# What the task requires
Return every entry exactly as written, with the pictures removed.

(Dataset entries)
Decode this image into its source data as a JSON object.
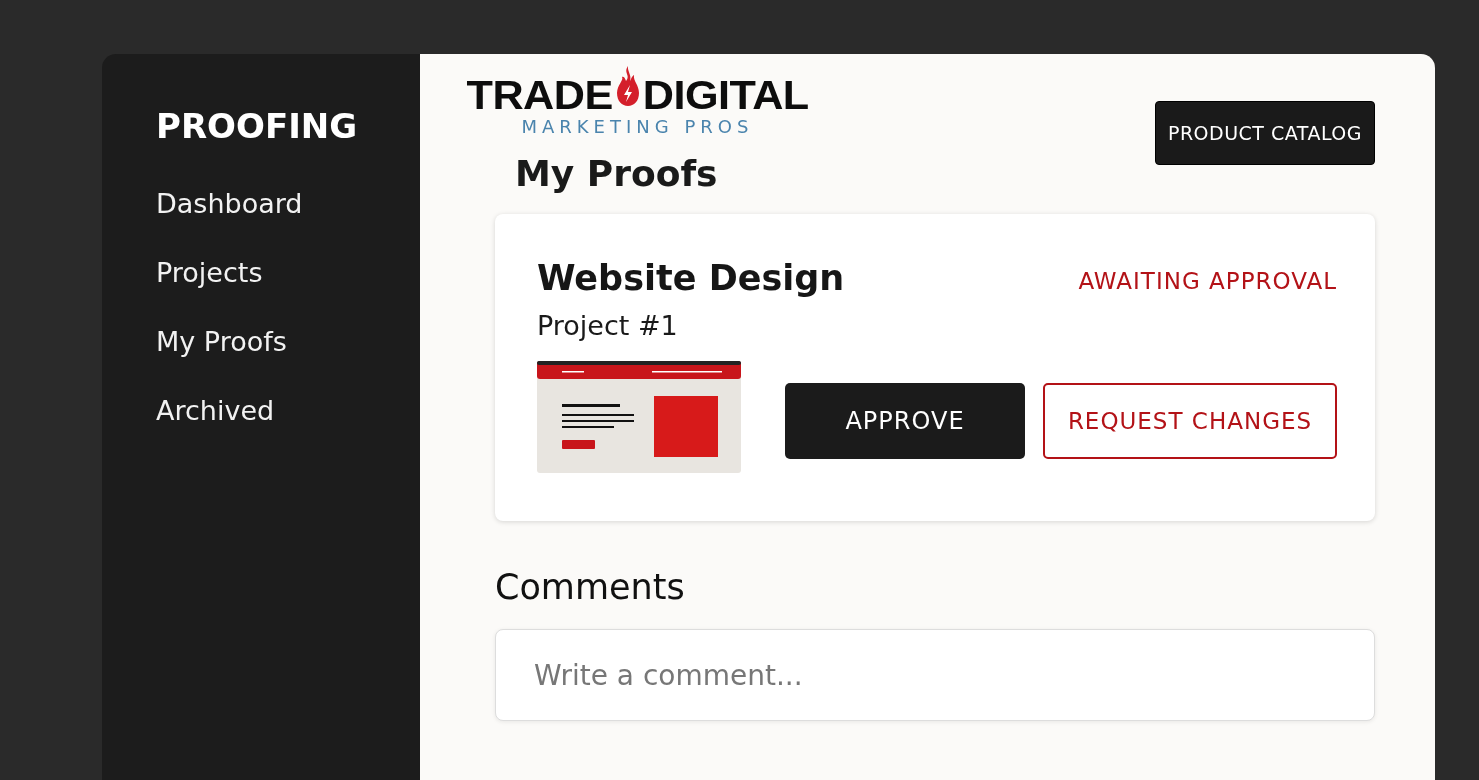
{
  "sidebar": {
    "title": "PROOFING",
    "items": [
      {
        "label": "Dashboard",
        "selected": false
      },
      {
        "label": "Projects",
        "selected": false
      },
      {
        "label": "My Proofs",
        "selected": false
      },
      {
        "label": "Archived",
        "selected": false
      }
    ]
  },
  "logo": {
    "word_1": "TRADE",
    "word_2": "DIGITAL",
    "tagline": "MARKETING PROS"
  },
  "header_button": "PRODUCT CATALOG",
  "page_title": "My Proofs",
  "proof": {
    "title": "Website Design",
    "status": "AWAITING APPROVAL",
    "project": "Project #1",
    "approve": "APPROVE",
    "request": "REQUEST CHANGES"
  },
  "comments": {
    "title": "Comments",
    "placeholder": "Write a comment..."
  }
}
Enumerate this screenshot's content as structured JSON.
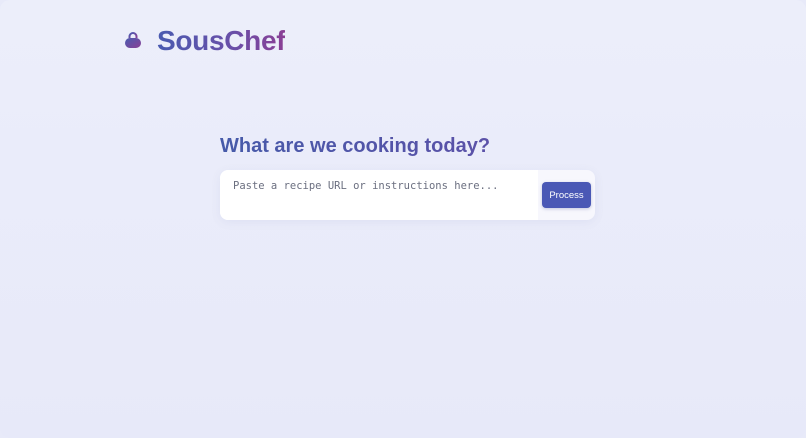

# Written response
Decode this image into its source data as a JSON object.
{
  "sidebar": {
    "title": "PROOFING",
    "items": [
      {
        "label": "Dashboard",
        "selected": false
      },
      {
        "label": "Projects",
        "selected": false
      },
      {
        "label": "My Proofs",
        "selected": false
      },
      {
        "label": "Archived",
        "selected": false
      }
    ]
  },
  "logo": {
    "word_1": "TRADE",
    "word_2": "DIGITAL",
    "tagline": "MARKETING PROS"
  },
  "header_button": "PRODUCT CATALOG",
  "page_title": "My Proofs",
  "proof": {
    "title": "Website Design",
    "status": "AWAITING APPROVAL",
    "project": "Project #1",
    "approve": "APPROVE",
    "request": "REQUEST CHANGES"
  },
  "comments": {
    "title": "Comments",
    "placeholder": "Write a comment..."
  }
}
Enumerate this screenshot's content as structured JSON.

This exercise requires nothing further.